═══ DATA FOR THIS EXERCISE ═══

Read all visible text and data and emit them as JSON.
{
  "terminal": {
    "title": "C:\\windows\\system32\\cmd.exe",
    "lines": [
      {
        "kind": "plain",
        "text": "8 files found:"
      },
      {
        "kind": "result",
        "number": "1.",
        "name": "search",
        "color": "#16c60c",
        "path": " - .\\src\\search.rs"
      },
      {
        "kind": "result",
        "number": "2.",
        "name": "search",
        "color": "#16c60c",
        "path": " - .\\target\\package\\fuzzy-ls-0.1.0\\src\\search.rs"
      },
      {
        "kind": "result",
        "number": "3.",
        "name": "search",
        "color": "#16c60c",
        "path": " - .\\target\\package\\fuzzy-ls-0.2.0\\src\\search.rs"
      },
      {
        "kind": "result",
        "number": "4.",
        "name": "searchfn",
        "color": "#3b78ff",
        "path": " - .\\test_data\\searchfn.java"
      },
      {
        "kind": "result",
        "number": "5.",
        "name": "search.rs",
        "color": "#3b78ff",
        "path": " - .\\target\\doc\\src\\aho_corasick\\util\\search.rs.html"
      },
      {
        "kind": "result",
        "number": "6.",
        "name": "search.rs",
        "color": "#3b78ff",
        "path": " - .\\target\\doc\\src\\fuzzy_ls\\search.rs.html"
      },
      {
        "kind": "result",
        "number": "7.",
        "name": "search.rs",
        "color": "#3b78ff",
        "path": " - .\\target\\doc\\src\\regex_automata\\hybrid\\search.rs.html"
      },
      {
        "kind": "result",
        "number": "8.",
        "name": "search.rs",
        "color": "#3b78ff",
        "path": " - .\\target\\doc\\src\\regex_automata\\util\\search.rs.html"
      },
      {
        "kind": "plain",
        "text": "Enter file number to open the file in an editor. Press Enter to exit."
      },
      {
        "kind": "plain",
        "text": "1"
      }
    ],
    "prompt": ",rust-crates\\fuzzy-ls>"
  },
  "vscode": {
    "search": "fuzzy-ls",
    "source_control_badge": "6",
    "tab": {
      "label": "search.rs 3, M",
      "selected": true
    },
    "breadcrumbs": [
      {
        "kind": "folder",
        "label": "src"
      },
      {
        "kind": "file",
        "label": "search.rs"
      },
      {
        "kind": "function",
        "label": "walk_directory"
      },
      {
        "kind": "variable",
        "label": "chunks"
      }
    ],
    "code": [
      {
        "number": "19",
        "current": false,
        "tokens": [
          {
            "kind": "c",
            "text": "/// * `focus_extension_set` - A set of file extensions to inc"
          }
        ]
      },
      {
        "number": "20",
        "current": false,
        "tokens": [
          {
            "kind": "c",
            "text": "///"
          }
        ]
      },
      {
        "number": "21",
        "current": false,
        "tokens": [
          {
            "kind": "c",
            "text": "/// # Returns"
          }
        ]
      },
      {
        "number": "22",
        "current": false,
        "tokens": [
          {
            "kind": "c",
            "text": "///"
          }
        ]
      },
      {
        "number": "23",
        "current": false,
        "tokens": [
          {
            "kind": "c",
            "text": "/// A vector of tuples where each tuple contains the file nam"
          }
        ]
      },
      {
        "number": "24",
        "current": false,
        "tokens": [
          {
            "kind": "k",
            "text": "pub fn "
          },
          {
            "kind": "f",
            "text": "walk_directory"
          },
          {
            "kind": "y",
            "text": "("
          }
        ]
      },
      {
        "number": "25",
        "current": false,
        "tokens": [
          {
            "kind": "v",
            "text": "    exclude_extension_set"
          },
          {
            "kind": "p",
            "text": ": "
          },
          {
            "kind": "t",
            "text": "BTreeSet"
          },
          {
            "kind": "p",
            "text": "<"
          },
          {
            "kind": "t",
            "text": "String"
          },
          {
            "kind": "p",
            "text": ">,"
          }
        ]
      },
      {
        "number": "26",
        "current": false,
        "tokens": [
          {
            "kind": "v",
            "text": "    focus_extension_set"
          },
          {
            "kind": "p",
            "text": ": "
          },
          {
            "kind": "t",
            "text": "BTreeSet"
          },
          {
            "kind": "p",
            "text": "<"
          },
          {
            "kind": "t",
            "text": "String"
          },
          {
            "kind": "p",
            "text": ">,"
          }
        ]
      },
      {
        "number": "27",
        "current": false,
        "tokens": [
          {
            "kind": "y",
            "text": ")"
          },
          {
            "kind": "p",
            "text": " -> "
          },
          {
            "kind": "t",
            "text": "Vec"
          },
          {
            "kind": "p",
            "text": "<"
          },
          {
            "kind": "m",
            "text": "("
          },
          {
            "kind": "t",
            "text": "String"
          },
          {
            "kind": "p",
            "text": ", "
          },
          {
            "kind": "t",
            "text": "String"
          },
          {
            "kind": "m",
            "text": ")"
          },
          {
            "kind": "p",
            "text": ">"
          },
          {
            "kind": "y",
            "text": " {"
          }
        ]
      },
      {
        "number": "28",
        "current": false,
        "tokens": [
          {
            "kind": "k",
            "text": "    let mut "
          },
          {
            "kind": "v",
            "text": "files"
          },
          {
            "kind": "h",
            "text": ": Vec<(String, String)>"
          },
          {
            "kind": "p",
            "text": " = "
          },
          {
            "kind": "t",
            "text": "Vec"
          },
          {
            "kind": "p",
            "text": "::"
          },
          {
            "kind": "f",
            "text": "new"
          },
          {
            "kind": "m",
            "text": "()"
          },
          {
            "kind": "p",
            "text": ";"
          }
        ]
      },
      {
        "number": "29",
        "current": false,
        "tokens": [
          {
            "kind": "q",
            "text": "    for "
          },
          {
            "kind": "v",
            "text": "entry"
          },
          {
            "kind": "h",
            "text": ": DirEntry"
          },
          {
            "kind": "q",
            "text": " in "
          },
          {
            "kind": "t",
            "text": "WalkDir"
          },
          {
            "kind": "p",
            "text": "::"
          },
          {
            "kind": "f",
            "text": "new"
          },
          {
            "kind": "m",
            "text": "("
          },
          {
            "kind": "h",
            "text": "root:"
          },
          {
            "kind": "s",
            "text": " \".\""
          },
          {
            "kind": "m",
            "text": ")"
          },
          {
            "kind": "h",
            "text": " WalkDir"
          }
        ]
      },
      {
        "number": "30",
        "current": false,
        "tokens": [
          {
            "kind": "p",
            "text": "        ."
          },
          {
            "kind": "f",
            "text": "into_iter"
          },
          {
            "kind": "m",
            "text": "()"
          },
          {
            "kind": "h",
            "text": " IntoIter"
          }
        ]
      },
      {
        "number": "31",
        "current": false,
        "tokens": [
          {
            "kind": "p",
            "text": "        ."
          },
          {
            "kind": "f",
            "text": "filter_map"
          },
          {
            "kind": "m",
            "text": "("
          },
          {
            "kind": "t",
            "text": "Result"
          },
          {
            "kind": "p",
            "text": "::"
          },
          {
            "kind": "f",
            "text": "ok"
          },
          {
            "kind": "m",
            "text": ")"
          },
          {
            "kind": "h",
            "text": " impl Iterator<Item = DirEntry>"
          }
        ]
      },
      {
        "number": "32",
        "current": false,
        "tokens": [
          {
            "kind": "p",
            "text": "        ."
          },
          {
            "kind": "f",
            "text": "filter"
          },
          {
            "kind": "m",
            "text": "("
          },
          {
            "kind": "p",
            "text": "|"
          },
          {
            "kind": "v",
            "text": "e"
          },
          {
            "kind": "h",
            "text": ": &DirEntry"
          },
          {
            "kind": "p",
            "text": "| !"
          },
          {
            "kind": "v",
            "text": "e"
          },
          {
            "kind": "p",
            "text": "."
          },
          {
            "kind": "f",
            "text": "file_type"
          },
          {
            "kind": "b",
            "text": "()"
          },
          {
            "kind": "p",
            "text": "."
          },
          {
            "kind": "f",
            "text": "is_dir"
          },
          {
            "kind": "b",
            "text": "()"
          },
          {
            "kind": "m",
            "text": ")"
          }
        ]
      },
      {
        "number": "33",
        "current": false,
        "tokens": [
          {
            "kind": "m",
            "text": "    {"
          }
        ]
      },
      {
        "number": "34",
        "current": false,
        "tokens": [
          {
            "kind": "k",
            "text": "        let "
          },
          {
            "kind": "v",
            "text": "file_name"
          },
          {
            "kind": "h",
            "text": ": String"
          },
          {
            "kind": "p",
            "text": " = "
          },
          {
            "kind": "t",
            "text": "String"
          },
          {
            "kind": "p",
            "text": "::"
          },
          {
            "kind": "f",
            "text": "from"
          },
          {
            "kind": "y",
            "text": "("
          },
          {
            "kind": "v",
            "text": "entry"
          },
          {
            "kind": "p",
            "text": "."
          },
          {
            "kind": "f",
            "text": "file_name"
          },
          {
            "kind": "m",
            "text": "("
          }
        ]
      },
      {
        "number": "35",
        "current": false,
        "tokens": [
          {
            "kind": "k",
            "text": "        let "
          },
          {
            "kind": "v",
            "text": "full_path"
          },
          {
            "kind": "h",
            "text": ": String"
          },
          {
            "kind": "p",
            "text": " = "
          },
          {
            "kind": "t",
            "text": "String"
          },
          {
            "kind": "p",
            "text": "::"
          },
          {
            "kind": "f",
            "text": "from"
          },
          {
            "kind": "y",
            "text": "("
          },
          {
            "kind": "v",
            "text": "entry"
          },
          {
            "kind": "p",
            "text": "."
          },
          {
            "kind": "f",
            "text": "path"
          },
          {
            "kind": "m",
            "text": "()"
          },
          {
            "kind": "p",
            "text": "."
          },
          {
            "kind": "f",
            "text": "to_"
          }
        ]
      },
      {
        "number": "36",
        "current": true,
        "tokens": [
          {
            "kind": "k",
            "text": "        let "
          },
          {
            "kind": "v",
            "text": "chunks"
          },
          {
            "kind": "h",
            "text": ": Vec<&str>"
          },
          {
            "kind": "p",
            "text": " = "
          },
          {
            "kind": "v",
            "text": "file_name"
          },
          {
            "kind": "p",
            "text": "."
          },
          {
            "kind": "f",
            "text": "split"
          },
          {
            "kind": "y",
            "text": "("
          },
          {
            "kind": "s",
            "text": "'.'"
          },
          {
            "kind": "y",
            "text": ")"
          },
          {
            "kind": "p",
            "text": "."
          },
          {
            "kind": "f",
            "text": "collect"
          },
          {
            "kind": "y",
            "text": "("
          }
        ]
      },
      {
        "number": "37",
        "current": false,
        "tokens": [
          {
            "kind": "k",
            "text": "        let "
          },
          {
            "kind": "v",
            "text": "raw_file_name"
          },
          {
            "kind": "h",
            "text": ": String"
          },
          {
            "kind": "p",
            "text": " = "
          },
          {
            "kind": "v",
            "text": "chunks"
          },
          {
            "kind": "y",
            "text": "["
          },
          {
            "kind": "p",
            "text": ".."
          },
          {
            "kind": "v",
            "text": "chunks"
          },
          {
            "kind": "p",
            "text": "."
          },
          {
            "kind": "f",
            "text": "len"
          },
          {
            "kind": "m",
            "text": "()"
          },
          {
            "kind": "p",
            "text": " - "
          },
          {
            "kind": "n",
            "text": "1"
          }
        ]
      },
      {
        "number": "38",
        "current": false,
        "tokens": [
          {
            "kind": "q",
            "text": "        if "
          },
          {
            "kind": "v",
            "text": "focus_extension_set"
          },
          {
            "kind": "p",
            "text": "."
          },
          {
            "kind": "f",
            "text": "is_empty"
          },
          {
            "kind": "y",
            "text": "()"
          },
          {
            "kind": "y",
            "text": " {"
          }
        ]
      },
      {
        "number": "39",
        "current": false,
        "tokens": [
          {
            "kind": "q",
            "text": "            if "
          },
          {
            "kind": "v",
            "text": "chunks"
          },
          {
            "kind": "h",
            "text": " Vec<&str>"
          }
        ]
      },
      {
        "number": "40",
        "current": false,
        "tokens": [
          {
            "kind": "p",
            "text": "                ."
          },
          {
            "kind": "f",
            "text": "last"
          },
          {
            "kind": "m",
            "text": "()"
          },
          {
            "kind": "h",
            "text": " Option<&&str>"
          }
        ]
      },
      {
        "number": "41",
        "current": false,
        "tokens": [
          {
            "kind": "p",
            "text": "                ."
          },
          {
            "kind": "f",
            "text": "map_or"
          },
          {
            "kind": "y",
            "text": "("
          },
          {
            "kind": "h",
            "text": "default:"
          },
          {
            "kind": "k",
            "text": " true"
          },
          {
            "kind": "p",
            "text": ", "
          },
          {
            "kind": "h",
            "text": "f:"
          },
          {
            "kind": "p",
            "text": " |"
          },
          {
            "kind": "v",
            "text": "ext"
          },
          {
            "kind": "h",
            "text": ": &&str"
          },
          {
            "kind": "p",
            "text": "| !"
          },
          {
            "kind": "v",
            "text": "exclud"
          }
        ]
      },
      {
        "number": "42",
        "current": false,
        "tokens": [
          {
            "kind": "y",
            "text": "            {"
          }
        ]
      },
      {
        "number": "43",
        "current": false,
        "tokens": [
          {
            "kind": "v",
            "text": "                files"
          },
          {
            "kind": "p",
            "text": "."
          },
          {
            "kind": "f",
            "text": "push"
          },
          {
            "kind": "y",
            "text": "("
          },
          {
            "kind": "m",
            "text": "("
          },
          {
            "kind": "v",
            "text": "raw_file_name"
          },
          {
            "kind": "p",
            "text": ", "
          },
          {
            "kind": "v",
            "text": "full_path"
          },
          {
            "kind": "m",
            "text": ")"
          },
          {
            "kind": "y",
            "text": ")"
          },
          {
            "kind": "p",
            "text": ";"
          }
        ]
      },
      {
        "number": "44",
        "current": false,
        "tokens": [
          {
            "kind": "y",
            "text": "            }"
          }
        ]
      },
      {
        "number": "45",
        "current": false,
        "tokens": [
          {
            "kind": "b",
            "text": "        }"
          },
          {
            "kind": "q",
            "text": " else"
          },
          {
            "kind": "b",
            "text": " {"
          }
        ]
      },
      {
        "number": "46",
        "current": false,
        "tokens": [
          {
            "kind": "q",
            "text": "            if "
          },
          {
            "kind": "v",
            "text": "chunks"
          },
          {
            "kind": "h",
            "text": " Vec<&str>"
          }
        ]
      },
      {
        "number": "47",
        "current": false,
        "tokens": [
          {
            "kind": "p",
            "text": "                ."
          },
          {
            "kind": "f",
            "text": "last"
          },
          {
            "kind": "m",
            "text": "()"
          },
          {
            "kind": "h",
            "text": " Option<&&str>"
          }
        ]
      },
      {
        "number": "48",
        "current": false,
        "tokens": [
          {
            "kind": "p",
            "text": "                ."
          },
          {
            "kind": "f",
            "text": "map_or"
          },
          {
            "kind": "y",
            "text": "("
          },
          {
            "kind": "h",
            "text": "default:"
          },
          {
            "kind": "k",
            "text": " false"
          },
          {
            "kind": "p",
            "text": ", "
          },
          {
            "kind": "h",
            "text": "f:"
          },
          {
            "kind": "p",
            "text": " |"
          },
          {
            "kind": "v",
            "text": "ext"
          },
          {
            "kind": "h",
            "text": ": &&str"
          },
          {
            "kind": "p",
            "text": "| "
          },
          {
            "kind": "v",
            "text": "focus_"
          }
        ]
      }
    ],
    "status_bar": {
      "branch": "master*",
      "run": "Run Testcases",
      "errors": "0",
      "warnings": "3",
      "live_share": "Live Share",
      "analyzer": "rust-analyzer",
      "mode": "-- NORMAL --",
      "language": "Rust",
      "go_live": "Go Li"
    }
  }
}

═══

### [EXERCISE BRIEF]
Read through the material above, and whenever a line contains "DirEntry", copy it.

### [WRITTEN RESPONSE]
            "text": ": DirEntry"
            "text": " impl Iterator<Item = DirEntry>"
            "text": ": &DirEntry"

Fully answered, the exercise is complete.